Death Parade (Episode 3)
Death Parade, like Tokyo Ghoul dialed things back, and approached things with a much more calm, and upbeat manner. However, in the case of Death Parade, it showed just how much variety this show could bring us. I thought it would be one dark, clever story after another, but this episode just demonstrated that Death Parade can be about something fun and warmhearted.

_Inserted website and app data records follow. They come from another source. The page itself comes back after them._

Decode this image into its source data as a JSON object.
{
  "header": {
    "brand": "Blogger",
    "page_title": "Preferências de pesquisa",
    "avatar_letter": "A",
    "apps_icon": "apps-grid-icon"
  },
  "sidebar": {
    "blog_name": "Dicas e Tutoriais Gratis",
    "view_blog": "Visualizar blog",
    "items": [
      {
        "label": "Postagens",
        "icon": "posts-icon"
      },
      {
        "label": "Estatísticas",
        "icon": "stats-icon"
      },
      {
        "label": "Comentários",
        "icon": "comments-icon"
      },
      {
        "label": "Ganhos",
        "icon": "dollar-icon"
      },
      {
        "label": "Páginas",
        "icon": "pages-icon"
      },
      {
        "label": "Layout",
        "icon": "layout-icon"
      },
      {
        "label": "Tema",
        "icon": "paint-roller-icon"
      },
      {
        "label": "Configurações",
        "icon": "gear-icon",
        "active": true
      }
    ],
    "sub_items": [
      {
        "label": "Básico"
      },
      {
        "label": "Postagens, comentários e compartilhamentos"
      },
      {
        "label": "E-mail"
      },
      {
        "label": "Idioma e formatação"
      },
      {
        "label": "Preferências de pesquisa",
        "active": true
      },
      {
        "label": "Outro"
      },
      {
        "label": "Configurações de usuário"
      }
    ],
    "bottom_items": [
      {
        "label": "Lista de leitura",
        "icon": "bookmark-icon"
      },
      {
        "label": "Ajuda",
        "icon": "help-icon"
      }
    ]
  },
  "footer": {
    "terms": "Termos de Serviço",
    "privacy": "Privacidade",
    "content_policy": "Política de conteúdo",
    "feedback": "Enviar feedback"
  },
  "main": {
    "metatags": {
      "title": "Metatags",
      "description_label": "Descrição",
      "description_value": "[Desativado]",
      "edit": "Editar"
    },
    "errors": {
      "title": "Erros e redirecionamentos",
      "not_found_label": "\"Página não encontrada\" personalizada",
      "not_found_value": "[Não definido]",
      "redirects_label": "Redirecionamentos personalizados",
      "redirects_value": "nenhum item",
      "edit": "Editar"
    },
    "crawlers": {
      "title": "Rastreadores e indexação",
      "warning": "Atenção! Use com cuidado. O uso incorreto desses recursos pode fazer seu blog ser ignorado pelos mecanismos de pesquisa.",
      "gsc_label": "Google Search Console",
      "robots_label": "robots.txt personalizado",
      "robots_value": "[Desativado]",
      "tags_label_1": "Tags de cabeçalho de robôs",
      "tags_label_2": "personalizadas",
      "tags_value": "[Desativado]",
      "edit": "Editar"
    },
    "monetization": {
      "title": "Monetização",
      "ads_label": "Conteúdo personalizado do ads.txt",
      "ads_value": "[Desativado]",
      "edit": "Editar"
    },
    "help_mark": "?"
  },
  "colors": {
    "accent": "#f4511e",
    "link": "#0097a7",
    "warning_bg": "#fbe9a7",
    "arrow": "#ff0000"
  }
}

The game. Bowling. The players. Two teens. The twist. The bowling ball contains each other’s hearts. Instead of being a literal game of physical torture that the darts seemed to be, I would consider this a lucky roll in that no physical harm comes to you. I felt like a sucker, in the best way, in that I was waiting on tenterhooks for something shocking or violent to happen. I mean, after the last two episodes, why wouldn’t you. Instead, even the trepidatious moment when they threw a gutter ball, which should clearly have punished them with pain, it still didn’t happen. In fact, there was even comedy in this episode, such as the new bartender assistant and her hilariously awful supporting role in explaining the rules of this world. As this surprising development settled in, I began to enjoy the episode for completely different reasons.
The primary reason for that was the absolutely charming interactions of the two players. The way the hearts worked in the bowling balls allowed for increased psychological and emotional intensity since they could literally “feel” each other’s emotions. That’s not to say that this episode concluded without surprise, and I love how every episode has spun me for a loop one way or another. This time, it was simply the identity of the girl that served as the plot twist at the end. I didn’t really have the foresight to think about the scenarios involving characters ending up in anything different besides “one goes to heaven, the other goes to hell,” so it was a nice, happy ending to see that they both made it to reincarnation. And now that makes me wonder what an episode would be like with two evil characters. Death Parade continues to be incredibly thoughtful and well-directed, and there’s no need for this anime to end anytime soon. Next week…the DEATH ARCADE!!!